BLC15 has just finished (Building Learning Communities conference) and my head is spinning with inspiration and enthusiasm. So many people ‘out there’ making a difference by having a ‘big hairy audacious goal’ (Jim Collins, Good to Great). The final keynote of the conference was given by Jenny Magiera (@MsMagiera), a name new to me. Jennie Magiera is the Chief Technology Officer for Des Plaines School District 62, previously the Digital Learning Coordinator for the Academy for Urban School Leadership and a Chicago Public Schools math teacher.
Jenny talked about making meaningful change and her presentation began with a challenge to us all to get some ‘moonshot thinking’ happening. Check out the Youtube video to get the main idea.

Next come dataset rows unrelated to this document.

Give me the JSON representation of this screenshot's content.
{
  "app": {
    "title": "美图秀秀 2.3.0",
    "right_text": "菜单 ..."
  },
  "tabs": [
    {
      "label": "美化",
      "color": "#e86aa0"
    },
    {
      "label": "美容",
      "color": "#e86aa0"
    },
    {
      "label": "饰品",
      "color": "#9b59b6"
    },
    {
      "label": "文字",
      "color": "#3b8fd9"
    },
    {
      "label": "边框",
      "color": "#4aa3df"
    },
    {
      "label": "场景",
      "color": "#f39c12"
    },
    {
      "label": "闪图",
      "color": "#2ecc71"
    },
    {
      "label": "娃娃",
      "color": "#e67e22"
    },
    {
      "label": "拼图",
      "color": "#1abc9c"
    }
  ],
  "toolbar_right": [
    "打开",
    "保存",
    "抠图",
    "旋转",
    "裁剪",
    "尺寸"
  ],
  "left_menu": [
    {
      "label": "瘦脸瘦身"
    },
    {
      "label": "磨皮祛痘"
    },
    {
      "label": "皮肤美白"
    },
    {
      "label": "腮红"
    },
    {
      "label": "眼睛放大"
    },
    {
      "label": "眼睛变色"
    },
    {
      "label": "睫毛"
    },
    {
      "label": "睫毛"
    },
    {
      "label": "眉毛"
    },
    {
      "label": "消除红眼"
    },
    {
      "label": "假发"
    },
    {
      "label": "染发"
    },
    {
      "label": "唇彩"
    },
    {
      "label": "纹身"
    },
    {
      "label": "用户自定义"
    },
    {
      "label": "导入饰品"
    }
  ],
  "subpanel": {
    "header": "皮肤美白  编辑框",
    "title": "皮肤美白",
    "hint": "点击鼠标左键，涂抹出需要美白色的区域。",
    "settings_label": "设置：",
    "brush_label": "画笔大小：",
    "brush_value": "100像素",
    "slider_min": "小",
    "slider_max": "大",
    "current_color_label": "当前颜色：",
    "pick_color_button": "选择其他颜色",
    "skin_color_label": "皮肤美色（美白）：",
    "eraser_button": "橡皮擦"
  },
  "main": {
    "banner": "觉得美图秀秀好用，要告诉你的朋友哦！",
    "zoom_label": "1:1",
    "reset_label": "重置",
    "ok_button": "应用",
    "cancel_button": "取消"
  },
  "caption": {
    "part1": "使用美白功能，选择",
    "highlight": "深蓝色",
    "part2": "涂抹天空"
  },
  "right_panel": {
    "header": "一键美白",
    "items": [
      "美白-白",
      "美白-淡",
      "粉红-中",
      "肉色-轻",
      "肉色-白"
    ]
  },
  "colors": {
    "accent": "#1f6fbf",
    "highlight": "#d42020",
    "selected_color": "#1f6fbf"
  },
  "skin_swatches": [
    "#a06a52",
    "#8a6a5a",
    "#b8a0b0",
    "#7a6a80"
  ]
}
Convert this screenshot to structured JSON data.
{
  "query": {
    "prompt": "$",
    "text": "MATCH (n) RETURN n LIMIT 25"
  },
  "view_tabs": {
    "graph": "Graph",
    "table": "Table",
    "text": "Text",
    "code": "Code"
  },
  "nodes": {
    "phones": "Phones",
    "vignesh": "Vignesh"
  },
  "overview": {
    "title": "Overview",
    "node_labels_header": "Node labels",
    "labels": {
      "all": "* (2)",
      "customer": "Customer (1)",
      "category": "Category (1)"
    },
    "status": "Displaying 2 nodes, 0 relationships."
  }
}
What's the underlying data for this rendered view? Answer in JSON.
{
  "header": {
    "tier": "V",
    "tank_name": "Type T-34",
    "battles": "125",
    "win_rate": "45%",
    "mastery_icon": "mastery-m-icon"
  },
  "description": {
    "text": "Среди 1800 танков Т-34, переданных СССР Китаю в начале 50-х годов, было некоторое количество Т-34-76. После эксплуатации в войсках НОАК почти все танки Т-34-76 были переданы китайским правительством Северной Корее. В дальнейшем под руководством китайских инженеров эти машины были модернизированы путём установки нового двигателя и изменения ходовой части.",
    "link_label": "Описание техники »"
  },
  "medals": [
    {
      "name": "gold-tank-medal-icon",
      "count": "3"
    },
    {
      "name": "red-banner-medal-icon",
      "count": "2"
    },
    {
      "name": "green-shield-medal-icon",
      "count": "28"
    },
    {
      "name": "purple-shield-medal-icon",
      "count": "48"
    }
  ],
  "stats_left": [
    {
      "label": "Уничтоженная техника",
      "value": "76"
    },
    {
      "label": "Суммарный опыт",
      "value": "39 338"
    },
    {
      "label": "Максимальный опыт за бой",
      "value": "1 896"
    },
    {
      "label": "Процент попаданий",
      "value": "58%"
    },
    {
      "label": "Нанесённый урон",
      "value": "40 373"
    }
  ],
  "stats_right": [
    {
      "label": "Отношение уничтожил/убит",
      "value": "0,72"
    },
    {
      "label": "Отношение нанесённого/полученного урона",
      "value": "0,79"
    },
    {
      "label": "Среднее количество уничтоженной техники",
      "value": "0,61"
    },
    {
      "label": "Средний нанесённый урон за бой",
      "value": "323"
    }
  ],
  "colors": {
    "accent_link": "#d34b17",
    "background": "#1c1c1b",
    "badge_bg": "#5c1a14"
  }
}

Moonshot thinking and great big hairy audacious goals are best friends – they challenge us to think beyond what is possible, to choose to be bothered by what is not possible; to set out to make a difference even though it looks pretty impossible to do. The message from Jenny and the video is that with courage, persistence and passion, you are unstoppable. This thinking finds a home with the work of Carol Dweck on Mindsets (@mindsetworks) and you’ll find her book at most online stores).
So what do we do with this challenge as educators. I think we set our students free from the constraints we place on them. Sometimes the teachers need to get out of the way and see what is possible. Be there to challenge, guide, pick up the pieces if need be but not to define the parameters. This is pretty scary for many teachers but I am not sure it is for our students. I don’t mean we throw them out there to ‘discover’, nor do we stop modelling, instructing etc – we just have to stop being so controlling and build the chance for challenge into our classrooms. We need to teach our students about ‘Moonshot thinking’. The biggest hurdle might just be learning to do it ourselves – well that’s mine anyway.